Adeniran it was who took Jegede to Obasanjo one evening, where Jegede got the rare opportunity to unfold the dynamism and opportunities of the Open University System. Obasanjo was so impressed that night, that he immediately agreed to give the idea a chance
Although, Adeniran was curiously relieved of his position as Education Minister the very next day after that historical meeting, in what has variously been attributed to the murky politics prevalent within the ruling party at that time, Prof Babalola Borishade, who took over as Education Minister in 2001 built on the foundation Adeniran laid down and gave Jegede his full support.
Borishade not only ensured that Jegede assumed the full status of Vice Chancellor, he also followed through with the original plan of siting the University in Lagos.
With presidential backing, Jegede took over the disused huge complex that used to serve as the Federal Ministry of Education’s headquarters along Ahmadu Bello way, Victoria Island, Lagos, where he held his first official meeting with NOUN’s pioneer staff members, with worried rats, lizards and cockroaches watching from the sidelines.
Faced with stiff opposition from familiar forces, who were miffed by the “effrontery” of the institution’s promoters that mooted the idea of taking the Open University to Lagos, Jegede was starved of funds by the National Assembly and could not pay for course materials earlier promised the pioneer students, who soon began to agitate.

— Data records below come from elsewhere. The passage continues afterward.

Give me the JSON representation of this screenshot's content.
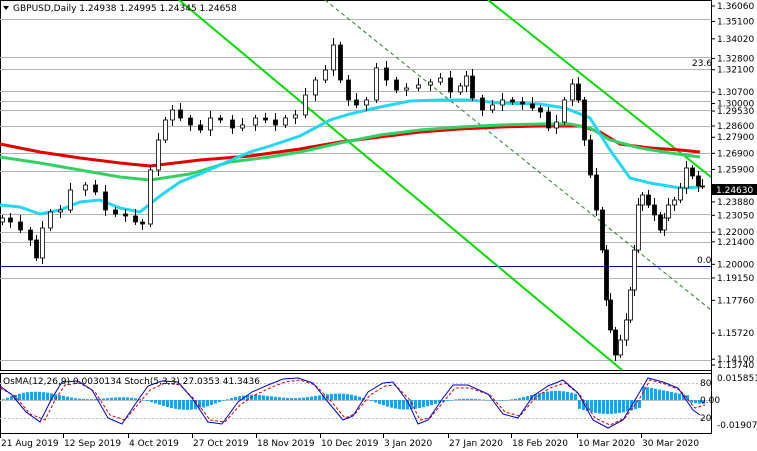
{
  "chart_title": {
    "menu_arrow_icon": "triangle-down",
    "symbol_info": "GBPUSD,Daily  1.24938 1.24995 1.24345 1.24658"
  },
  "price_axis": {
    "labels": [
      "1.36060",
      "1.35100",
      "1.34020",
      "1.32800",
      "1.32100",
      "1.30700",
      "1.30000",
      "1.29530",
      "1.28600",
      "1.27900",
      "1.26900",
      "1.25900",
      "1.24630",
      "1.23880",
      "1.23050",
      "1.22000",
      "1.21400",
      "1.20000",
      "1.19150",
      "1.17760",
      "1.15720",
      "1.14100",
      "1.13740"
    ],
    "current_price_tag": "1.24630"
  },
  "fib_labels": {
    "top": "23.6",
    "bottom": "0.0"
  },
  "osma": {
    "label": "OsMA(12,26,9) 0.0030134  Stoch(5,3,3) 27.0353 41.3436",
    "axis_labels": [
      "0.015851",
      "80",
      "0.00",
      "20",
      "-0.019076"
    ]
  },
  "time_axis": {
    "labels": [
      "21 Aug 2019",
      "12 Sep 2019",
      "4 Oct 2019",
      "27 Oct 2019",
      "18 Nov 2019",
      "10 Dec 2019",
      "3 Jan 2020",
      "27 Jan 2020",
      "18 Feb 2020",
      "10 Mar 2020",
      "30 Mar 2020"
    ]
  },
  "colors": {
    "candle": "#000000",
    "ma_red": "#e00000",
    "ma_green": "#33d066",
    "ma_cyan": "#22d8f0",
    "channel_green": "#00dd00",
    "level_blue": "#00009c",
    "stoch_blue": "#0000c8",
    "stoch_red": "#c80000",
    "osma_bars": "#0aa8ff",
    "price_tag_bg": "#000000"
  },
  "chart_data": {
    "type": "candlestick",
    "symbol": "GBPUSD",
    "timeframe": "Daily",
    "last_bar": {
      "open": 1.24938,
      "high": 1.24995,
      "low": 1.24345,
      "close": 1.24658
    },
    "indicators": {
      "osma_value": 0.0030134,
      "stoch_main": 27.0353,
      "stoch_signal": 41.3436
    },
    "fib_levels": [
      {
        "label": "23.6",
        "price": 1.321
      },
      {
        "label": "0.0",
        "price": 1.2
      }
    ],
    "close_path": [
      [
        "21 Aug 2019",
        1.217
      ],
      [
        "12 Sep 2019",
        1.246
      ],
      [
        "4 Oct 2019",
        1.232
      ],
      [
        "27 Oct 2019",
        1.286
      ],
      [
        "18 Nov 2019",
        1.292
      ],
      [
        "10 Dec 2019",
        1.318
      ],
      [
        "3 Jan 2020",
        1.309
      ],
      [
        "27 Jan 2020",
        1.307
      ],
      [
        "18 Feb 2020",
        1.299
      ],
      [
        "10 Mar 2020",
        1.289
      ],
      [
        "30 Mar 2020",
        1.241
      ]
    ]
  }
}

Obasanjo, it was learnt, then advanced some money from his security vote the Open University and charged Jegede not to waver.
Another stiff opposition came from conservative academics in the conventional universities, who scorned the distance learning idea, more out ignorance and envy, than their vaguely professed patriotism.
Jegede was also responsible for the recruitment of the first set of academics that manned the first set of study centres, and also the large number of egg heads who produced the institution’s course materials.
With his wide international connections, Jegede quickly linked up with the Commonwealth of Learning (COL) and UNESCO among others, leading to swift collaborations that boosted the university’s standing.
Tenebe told the audience that Jegede was the “”Moses” who led NOUN out of “Egypt,” while he (Tenebe) was the “Joshua” who settled the university on the Promised Land.
Jegede had predicted in 2004, that the Open University would dwarf the controversial satellite campuses that dotted the country’s landscape at that time and would eventually become the biggest provider of tertiary education in Nigeria at full maturity.
With 72 Study Centres spread across the country’s state capitals and still counting, the institution appears to be on course to fulfilling Jegede’s prophecy, although, it would still have to reach an amicable agreement with the Nigerian Law School, which still bars its graduates from attaining full qualification to practice the legal profession.